WORK TASK
Print out every entry that follows, exactly as written.

INPUT FOR THIS TASK
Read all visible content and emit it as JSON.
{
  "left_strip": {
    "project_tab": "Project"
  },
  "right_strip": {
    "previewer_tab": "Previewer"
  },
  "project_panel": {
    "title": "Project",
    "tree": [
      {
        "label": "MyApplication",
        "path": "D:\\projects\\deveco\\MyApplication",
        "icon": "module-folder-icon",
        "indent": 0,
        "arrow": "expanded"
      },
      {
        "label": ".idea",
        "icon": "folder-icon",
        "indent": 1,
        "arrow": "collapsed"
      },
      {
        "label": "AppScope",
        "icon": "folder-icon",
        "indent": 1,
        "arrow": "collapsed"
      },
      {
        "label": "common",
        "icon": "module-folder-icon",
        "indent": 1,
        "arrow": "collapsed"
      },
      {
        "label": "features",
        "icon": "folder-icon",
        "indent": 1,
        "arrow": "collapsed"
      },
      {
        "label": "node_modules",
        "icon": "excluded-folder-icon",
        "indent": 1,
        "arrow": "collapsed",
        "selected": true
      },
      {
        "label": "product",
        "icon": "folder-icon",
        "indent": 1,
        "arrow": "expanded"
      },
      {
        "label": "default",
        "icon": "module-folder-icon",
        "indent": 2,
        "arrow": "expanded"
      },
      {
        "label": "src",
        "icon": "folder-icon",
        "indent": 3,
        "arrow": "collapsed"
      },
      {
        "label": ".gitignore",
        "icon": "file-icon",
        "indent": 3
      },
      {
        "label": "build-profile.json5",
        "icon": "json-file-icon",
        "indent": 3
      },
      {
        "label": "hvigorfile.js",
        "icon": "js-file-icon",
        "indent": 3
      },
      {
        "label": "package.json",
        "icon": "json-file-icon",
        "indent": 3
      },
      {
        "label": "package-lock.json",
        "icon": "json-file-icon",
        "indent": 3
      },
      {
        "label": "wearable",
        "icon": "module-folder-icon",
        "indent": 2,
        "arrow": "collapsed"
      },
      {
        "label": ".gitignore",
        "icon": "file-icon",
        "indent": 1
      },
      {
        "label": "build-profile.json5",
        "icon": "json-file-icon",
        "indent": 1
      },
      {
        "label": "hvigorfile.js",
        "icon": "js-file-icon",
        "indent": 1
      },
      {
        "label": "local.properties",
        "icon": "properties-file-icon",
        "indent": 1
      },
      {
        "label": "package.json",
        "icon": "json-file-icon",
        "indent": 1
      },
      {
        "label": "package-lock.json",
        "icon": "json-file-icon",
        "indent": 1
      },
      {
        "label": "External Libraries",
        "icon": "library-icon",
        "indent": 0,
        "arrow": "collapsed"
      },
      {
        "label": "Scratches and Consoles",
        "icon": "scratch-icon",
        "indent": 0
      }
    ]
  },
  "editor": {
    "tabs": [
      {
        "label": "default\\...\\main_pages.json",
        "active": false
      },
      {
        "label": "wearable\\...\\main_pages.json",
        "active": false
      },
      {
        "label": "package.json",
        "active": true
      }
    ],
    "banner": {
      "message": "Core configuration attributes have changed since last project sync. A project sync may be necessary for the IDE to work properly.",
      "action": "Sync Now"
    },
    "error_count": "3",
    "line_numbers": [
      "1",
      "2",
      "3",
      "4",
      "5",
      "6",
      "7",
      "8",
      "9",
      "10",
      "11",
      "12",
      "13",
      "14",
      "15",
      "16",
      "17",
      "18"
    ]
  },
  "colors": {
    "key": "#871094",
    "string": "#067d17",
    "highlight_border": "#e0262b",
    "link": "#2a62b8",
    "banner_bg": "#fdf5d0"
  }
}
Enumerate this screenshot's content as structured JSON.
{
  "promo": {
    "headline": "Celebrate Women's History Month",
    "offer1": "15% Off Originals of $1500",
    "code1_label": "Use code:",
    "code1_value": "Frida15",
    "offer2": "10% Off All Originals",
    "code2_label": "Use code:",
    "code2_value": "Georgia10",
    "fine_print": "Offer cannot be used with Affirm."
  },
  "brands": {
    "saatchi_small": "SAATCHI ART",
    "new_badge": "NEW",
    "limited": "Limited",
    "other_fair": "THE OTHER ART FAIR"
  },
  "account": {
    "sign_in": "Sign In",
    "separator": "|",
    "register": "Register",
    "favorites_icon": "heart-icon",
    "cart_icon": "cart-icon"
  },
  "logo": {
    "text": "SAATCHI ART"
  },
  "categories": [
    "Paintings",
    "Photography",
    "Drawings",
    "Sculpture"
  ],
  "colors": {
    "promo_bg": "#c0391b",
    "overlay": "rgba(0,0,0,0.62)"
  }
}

ANSWER BOX
Read all visible content and emit it as JSON.
{
  "left_strip": {
    "project_tab": "Project"
  },
  "right_strip": {
    "previewer_tab": "Previewer"
  },
  "project_panel": {
    "title": "Project",
    "tree": [
      {
        "label": "MyApplication",
        "path": "D:\\projects\\deveco\\MyApplication",
        "icon": "module-folder-icon",
        "indent": 0,
        "arrow": "expanded"
      },
      {
        "label": ".idea",
        "icon": "folder-icon",
        "indent": 1,
        "arrow": "collapsed"
      },
      {
        "label": "AppScope",
        "icon": "folder-icon",
        "indent": 1,
        "arrow": "collapsed"
      },
      {
        "label": "common",
        "icon": "module-folder-icon",
        "indent": 1,
        "arrow": "collapsed"
      },
      {
        "label": "features",
        "icon": "folder-icon",
        "indent": 1,
        "arrow": "collapsed"
      },
      {
        "label": "node_modules",
        "icon": "excluded-folder-icon",
        "indent": 1,
        "arrow": "collapsed",
        "selected": true
      },
      {
        "label": "product",
        "icon": "folder-icon",
        "indent": 1,
        "arrow": "expanded"
      },
      {
        "label": "default",
        "icon": "module-folder-icon",
        "indent": 2,
        "arrow": "expanded"
      },
      {
        "label": "src",
        "icon": "folder-icon",
        "indent": 3,
        "arrow": "collapsed"
      },
      {
        "label": ".gitignore",
        "icon": "file-icon",
        "indent": 3
      },
      {
        "label": "build-profile.json5",
        "icon": "json-file-icon",
        "indent": 3
      },
      {
        "label": "hvigorfile.js",
        "icon": "js-file-icon",
        "indent": 3
      },
      {
        "label": "package.json",
        "icon": "json-file-icon",
        "indent": 3
      },
      {
        "label": "package-lock.json",
        "icon": "json-file-icon",
        "indent": 3
      },
      {
        "label": "wearable",
        "icon": "module-folder-icon",
        "indent": 2,
        "arrow": "collapsed"
      },
      {
        "label": ".gitignore",
        "icon": "file-icon",
        "indent": 1
      },
      {
        "label": "build-profile.json5",
        "icon": "json-file-icon",
        "indent": 1
      },
      {
        "label": "hvigorfile.js",
        "icon": "js-file-icon",
        "indent": 1
      },
      {
        "label": "local.properties",
        "icon": "properties-file-icon",
        "indent": 1
      },
      {
        "label": "package.json",
        "icon": "json-file-icon",
        "indent": 1
      },
      {
        "label": "package-lock.json",
        "icon": "json-file-icon",
        "indent": 1
      },
      {
        "label": "External Libraries",
        "icon": "library-icon",
        "indent": 0,
        "arrow": "collapsed"
      },
      {
        "label": "Scratches and Consoles",
        "icon": "scratch-icon",
        "indent": 0
      }
    ]
  },
  "editor": {
    "tabs": [
      {
        "label": "default\\...\\main_pages.json",
        "active": false
      },
      {
        "label": "wearable\\...\\main_pages.json",
        "active": false
      },
      {
        "label": "package.json",
        "active": true
      }
    ],
    "banner": {
      "message": "Core configuration attributes have changed since last project sync. A project sync may be necessary for the IDE to work properly.",
      "action": "Sync Now"
    },
    "error_count": "3",
    "line_numbers": [
      "1",
      "2",
      "3",
      "4",
      "5",
      "6",
      "7",
      "8",
      "9",
      "10",
      "11",
      "12",
      "13",
      "14",
      "15",
      "16",
      "17",
      "18"
    ]
  },
  "colors": {
    "key": "#871094",
    "string": "#067d17",
    "highlight_border": "#e0262b",
    "link": "#2a62b8",
    "banner_bg": "#fdf5d0"
  }
}
Enumerate this screenshot's content as structured JSON.
{
  "promo": {
    "headline": "Celebrate Women's History Month",
    "offer1": "15% Off Originals of $1500",
    "code1_label": "Use code:",
    "code1_value": "Frida15",
    "offer2": "10% Off All Originals",
    "code2_label": "Use code:",
    "code2_value": "Georgia10",
    "fine_print": "Offer cannot be used with Affirm."
  },
  "brands": {
    "saatchi_small": "SAATCHI ART",
    "new_badge": "NEW",
    "limited": "Limited",
    "other_fair": "THE OTHER ART FAIR"
  },
  "account": {
    "sign_in": "Sign In",
    "separator": "|",
    "register": "Register",
    "favorites_icon": "heart-icon",
    "cart_icon": "cart-icon"
  },
  "logo": {
    "text": "SAATCHI ART"
  },
  "categories": [
    "Paintings",
    "Photography",
    "Drawings",
    "Sculpture"
  ],
  "colors": {
    "promo_bg": "#c0391b",
    "overlay": "rgba(0,0,0,0.62)"
  }
}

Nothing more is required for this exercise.